Last week I was up in arms after hearing that the NCAA voted to ban satellite camps. Now a week later my hope has been restored. The NCAA board of directors met Thursday and decided to rescind the original April 8 vote.
The original ruling was upsetting for I knew the consequences it would have on football players hoping to play at the collegiate level. I don’t know this because I was a player myself. I know this because I grew up with brothers — three brothers by blood and a whole lot more by association. I have witnessed time and time again the hardships families go through trying to help their sons reach their goals. When it comes down to it, it doesn’t matter where in the country you are from. The biggest obstacle for players trying to reach the collegiate level is money.
When one camp costing upward of $200, not including travel and the expenses for family members that need to tag along, the idea of attending more than one camp can become impossible.
Players at satellite camps have the opportunity to be seen by multiple college coaches and recruiters in one visit and often for less money. Without satellite camps, I saw the dreams of hundreds of players become more out of reach. Luckily with Thursday’s decision, players and parents can rest easy. This year will run like years past.
Along with Thursday’s ruling, the NCAA “hopes for initial recommendations for improving the football recruiting environment.” So NCAA, here are some of my recommendations.
LIMIT NUMBER OF CAMPS
My first suggestion would be to limit the number of camps that college coaches are allowed to attend or host. The banning of satellite camps would hurt the non-power five conferences the most. These programs — including schools on the NCAA Division II and III and National Association of Intercollegiate Athletics level — benefit the most from the ability to attend camps at other universities or third-party camps.
With that being said, I think putting a cap could help the recruiting circuit. The need for satellite camps aren’t as vital for power five conferences. Clearly the SEC and Atlantic Coast Conference didn’t think they were important at all when they put their own conference bans on it previously. So perhaps the cap should be the lowest for the power five schools.
MAKES CAMPS MORE AFFORDABLE
Imagine the players who really want to play at Florida State. They figure out how to pull together a tuition fee of $350. But then they realize that they need an additional $400 because they aren’t from Florida. And then they learn being 15 years old mean a guardian needs to come.
I understand that these players are staying in dorms where they are using electricity and air conditioning. These players need to be fed and campus workers need to be working to make things run smoothly. I understand that coaches need to be paid for being away from their families for an additional four days. But the reality is these camps don’t need $400 a head to run. And for universities like Alabama, Michigan, Florida State, most of the money is going to paying their head coach’s already ridiculously large paycheck.

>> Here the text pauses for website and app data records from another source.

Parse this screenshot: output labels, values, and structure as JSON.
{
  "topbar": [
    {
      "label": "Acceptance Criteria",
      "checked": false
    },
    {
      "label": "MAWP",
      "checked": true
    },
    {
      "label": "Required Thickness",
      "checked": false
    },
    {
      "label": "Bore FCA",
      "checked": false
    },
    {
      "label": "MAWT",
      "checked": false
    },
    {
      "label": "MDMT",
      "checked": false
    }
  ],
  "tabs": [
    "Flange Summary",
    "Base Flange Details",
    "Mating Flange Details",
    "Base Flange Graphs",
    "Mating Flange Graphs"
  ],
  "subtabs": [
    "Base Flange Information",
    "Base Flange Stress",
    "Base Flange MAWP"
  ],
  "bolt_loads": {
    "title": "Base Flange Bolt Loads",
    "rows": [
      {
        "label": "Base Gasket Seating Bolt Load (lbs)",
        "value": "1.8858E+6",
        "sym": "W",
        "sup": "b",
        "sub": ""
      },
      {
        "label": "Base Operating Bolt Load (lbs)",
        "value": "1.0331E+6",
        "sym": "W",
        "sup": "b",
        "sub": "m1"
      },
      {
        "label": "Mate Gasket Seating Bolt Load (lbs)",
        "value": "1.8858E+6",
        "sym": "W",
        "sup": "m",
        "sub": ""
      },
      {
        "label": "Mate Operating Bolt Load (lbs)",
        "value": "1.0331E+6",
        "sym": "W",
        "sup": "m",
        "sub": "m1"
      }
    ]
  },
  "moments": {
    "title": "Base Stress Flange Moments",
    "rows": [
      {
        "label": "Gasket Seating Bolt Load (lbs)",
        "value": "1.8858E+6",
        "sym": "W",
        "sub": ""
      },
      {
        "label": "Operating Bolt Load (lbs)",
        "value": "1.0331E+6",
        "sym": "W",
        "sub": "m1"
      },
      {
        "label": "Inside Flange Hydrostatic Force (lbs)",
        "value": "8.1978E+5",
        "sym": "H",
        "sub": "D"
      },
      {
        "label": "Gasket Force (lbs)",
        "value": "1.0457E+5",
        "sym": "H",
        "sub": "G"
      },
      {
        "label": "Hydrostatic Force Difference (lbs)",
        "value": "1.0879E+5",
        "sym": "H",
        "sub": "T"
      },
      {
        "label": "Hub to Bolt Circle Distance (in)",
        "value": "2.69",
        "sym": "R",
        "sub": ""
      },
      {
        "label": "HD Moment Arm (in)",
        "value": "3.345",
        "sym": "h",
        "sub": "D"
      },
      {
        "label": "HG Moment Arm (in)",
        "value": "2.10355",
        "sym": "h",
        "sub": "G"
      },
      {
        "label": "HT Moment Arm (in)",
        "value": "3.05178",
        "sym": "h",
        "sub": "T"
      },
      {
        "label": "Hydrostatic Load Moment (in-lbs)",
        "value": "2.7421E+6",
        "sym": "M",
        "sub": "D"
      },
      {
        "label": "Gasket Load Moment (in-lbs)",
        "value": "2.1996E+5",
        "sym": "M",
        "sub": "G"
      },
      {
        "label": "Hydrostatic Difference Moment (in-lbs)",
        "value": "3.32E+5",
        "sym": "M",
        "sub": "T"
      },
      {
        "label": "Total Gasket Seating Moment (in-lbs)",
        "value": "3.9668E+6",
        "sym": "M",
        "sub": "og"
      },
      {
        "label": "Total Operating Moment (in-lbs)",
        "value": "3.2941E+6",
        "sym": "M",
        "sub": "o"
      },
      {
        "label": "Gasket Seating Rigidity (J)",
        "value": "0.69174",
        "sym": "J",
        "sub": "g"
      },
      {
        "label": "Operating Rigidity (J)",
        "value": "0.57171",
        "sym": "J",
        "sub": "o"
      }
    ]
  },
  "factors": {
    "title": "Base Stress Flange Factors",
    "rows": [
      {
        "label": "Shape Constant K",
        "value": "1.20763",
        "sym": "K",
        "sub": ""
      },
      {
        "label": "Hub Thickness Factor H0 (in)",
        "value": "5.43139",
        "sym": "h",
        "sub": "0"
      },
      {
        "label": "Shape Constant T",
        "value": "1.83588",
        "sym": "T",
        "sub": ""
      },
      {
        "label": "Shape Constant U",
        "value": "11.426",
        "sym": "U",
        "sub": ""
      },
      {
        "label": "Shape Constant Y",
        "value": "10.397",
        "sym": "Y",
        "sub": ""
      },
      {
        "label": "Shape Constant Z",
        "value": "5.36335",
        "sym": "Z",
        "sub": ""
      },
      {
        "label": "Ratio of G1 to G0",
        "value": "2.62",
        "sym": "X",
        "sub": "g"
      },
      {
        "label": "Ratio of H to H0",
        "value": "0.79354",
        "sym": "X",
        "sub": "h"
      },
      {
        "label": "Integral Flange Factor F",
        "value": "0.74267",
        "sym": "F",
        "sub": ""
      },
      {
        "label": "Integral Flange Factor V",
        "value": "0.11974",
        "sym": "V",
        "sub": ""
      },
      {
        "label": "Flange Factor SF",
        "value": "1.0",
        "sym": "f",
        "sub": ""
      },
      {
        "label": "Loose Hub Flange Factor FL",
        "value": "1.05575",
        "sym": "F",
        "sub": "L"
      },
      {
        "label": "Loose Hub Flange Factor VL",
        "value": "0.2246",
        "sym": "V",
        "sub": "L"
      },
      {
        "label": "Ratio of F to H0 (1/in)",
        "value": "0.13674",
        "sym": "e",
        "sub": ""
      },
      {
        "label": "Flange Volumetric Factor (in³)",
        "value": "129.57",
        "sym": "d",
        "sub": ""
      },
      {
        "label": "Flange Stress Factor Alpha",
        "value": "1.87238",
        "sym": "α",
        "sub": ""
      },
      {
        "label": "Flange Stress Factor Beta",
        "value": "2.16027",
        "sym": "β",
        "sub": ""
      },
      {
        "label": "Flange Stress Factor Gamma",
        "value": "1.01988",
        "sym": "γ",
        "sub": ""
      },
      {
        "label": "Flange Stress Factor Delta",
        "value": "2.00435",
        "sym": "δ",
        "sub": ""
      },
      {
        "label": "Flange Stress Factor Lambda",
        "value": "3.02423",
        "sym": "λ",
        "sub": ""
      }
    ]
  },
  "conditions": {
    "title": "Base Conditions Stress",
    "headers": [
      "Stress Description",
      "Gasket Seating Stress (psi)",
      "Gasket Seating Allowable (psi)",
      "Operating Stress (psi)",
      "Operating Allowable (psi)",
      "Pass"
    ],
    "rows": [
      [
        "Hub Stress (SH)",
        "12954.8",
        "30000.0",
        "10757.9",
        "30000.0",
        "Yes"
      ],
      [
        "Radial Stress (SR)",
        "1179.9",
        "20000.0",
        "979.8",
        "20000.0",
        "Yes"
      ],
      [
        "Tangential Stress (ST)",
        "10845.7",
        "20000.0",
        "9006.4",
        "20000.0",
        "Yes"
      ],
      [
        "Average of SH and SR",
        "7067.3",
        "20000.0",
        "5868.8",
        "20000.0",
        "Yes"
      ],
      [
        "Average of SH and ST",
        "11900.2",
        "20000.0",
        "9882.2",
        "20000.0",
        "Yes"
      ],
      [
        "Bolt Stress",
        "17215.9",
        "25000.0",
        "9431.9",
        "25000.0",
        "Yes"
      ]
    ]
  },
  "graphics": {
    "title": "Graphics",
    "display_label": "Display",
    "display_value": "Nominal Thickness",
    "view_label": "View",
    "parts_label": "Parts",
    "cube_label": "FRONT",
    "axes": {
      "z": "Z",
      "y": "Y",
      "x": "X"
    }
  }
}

If the reason behind rescinding the April 8 vote was because the NCAA saw how the decision would hurt athletes and hinder scholarship opportunities, camp tuition fees should be lowered for the exact same reason.